2. Steve Tasker — Gunner
Despite being only 180 pounds, Steve Tasker was one of the hardest hitters the game has ever seen. Tasker was a gunner for the Buffalo Bills from 1986 to 1997. He was a very important part of the Bills’ four straight NFC Championship titles. He made the Pro Bowl seven times as a gunner. He was named the 1992 Pro Bowl MVP and is the only player to ever get the award solely due to his contributions to special teams. Steve Tasker is widely considered to be the best gunner to ever play the game. Some would say he is the best special teamer in NFL history. Despite all the reasons why he should be in the Hall of Fame, the voters still have not put him through.
1. Ray Guy — Punter

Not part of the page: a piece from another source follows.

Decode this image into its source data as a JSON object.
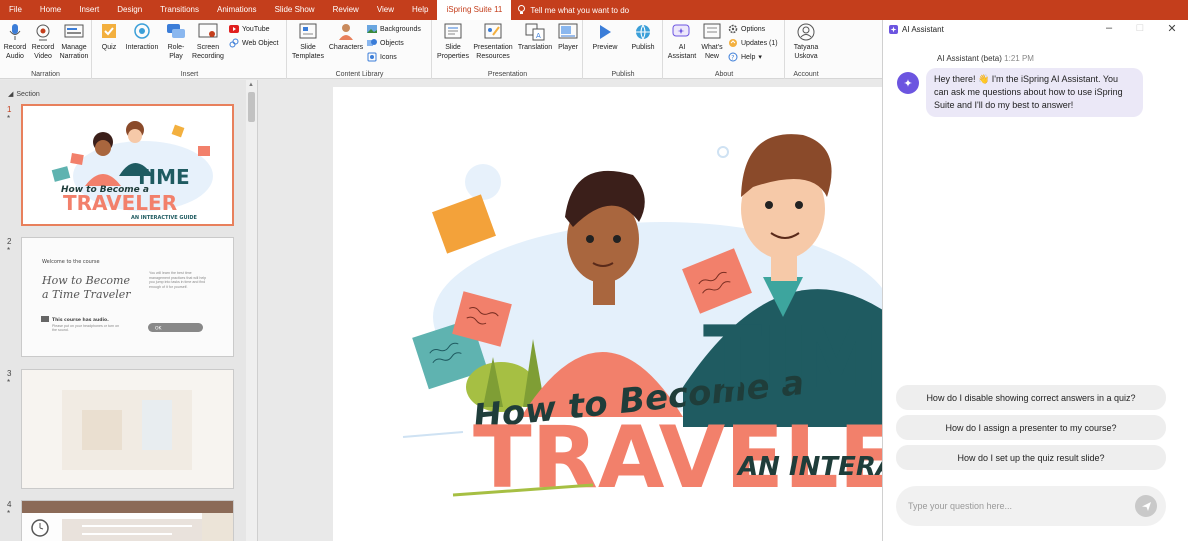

Ray Guy was the first punter to ever be chosen in the first round of the NFL Draft. He spent his entire career with the Oakland/Los Angeles Raiders and made the Pro Bowl seven times from 1973 to 1986. Guy was a huge contributor to the Raiders’ three Super Bowl victories. He originally turned heads with his uncanny ability to kick the ball so high in the air that the other team would not be able to field it before the Raiders were already down field. It is said that the statistic hang time was actually added because people wanted to know how long Guy’s punts stayed in the air. Ray Guy is a member of the NFL’s 75th Anniversary Team. He is also the only pure punter in the Pro Football Hall of Fame. He was enshrined in 2014.